When I moved back to California about a year later, I took up cross-country racing after attending the “Women’s Only Weekend” mountain bike skills clinic held annually in Big Bear, CA. I continued to train and hone my skills, eventually finding that my true talents were on the downhill and technical trails sections, so I took up downhill racing. I raced downhill for several years; my “career” highlights include numerous local and NORBA National Series wins and podiums, 2001 #1 ranked Expert female in the USA, 2-time US National Team Member to UCI Master’s World Championships, and I held a pro license in 2002. I have also held top-ten National Age Group BMX rankings in both cruiser and 20”.

Nowadays, I still race occasionally but I much prefer to ride just for the joy of riding. I guess after 8 years of training and racing, my desire to compete is just plain worn out. I enjoy “giving back” to the sport wherever I can; in fact, I have been a volunteer instructor at Big Bear’s Women’s Only Weekend for the past 7 consecutive years.

The past 10 years have been a great ride (no pun intended…OK maybe just a little bit). Through cycling, I have met and had the opportunity to work with some truly amazing folks. Cyclist are just good people. I think some of my life’s highest highs and lowest lows have been in some way, shape, or form connected to this crazy cycling lifestyle that tends to mystify the outside world. Cycling has been a fuel for hobby and fitness, as well as been my source of income for several years. I wouldn’t trade any of it for the world. The good news is the ride ain’t over yet…I don’t plan to step off this section of trail until the day I step into my grave.

Happy trails, ya’ll.

Thursday, February 22, 2007

I think this is where I say, "Wecome to my blog"...

So there. I said it. I said the words "my" and "blog" together in a sentence. Not so long ago, if someone was to tell me I'd be sitting here starting my own blog, I probably would have rolled my eyes and said, "I don't think so".

Well, here I am. I decided to start this blog for a few different reasons. I've been working in the bike industry for the past 7 years or thereabouts. I'm not exactly an industry "veteran" quite yet, but I've been in the biz long enough to have gathered some great stories and a few (hopefully) interesting insights. When I describe my job as Mountain Bike Brand Manager for Haro Bikes, people are usually pretty fascinated and say something like, "Wow, your job sounds so COOL!". My job IS really cool and it occured to me that maybe a few people would like to hear more about it. If not, well that's what the "back" button is for on the top left-hand corner of your computer screen.

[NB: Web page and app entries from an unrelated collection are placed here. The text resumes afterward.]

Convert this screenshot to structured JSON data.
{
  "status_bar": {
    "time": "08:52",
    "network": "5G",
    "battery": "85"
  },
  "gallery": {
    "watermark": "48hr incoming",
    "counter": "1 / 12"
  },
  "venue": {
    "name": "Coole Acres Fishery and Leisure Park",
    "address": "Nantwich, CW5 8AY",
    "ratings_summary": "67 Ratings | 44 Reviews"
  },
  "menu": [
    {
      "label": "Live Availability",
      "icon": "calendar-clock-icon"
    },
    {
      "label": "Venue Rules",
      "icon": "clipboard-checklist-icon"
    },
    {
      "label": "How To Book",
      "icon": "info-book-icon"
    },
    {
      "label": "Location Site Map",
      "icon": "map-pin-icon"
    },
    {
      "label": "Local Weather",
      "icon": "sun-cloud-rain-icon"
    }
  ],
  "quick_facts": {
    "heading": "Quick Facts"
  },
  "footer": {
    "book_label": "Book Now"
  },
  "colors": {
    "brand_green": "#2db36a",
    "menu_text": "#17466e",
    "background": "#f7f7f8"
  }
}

I also realized that my job becomes even more interesting to folks because of the fact that I'm a woman. There's not many of us in this business, let me tell you. We're outnumbered probably 7 to 1. There are even fewer women in the capacity of Brand or Product Managers. Last month when I was in Taiwan visiting some of our vendors, I met with Stella Yu, owner of the one of the largest saddle manufacturers in the world, and arguably one of the most powerful business people in the Taiwan cycling industy. She said, "Jill, other than Sky Yaeger when she used to work for Bianchi, you are the only other woman to come visit my factory as a manager". To be compared second in line to the infamous Sky Yaeger (who is now working for Swobo developing their new line of bikes), is one of the best compliments I'd received in a long time. So given the fact that we ladies of the bike industry are somewhat of a rarity, we've all got some funny stories from a different perspective.

And last but not least, I have to credit my friend and co-worker Tim Jackson aka "Masi Guy" for encouraging me to start a blog. Sure, I'll admit it. I've teased him and poked fun at him and his little blog-o-rama he's got going. So much so that I think at times he's been tempted to slip arsenic into my coffee at work. He has a great following of Masi fans on his blog and has been bugging me to start a Haro blog. OK, this isn't really a Haro blog, but it's going to be good practice for one. That's my next project.

There you have it. I hope my entries are at least somewhat entertaining and maybe even educational. If you don't like my rants and raves, there are plenty of other eccentric blogs and crap out there you can go amuse yourself with.

Ciao for now.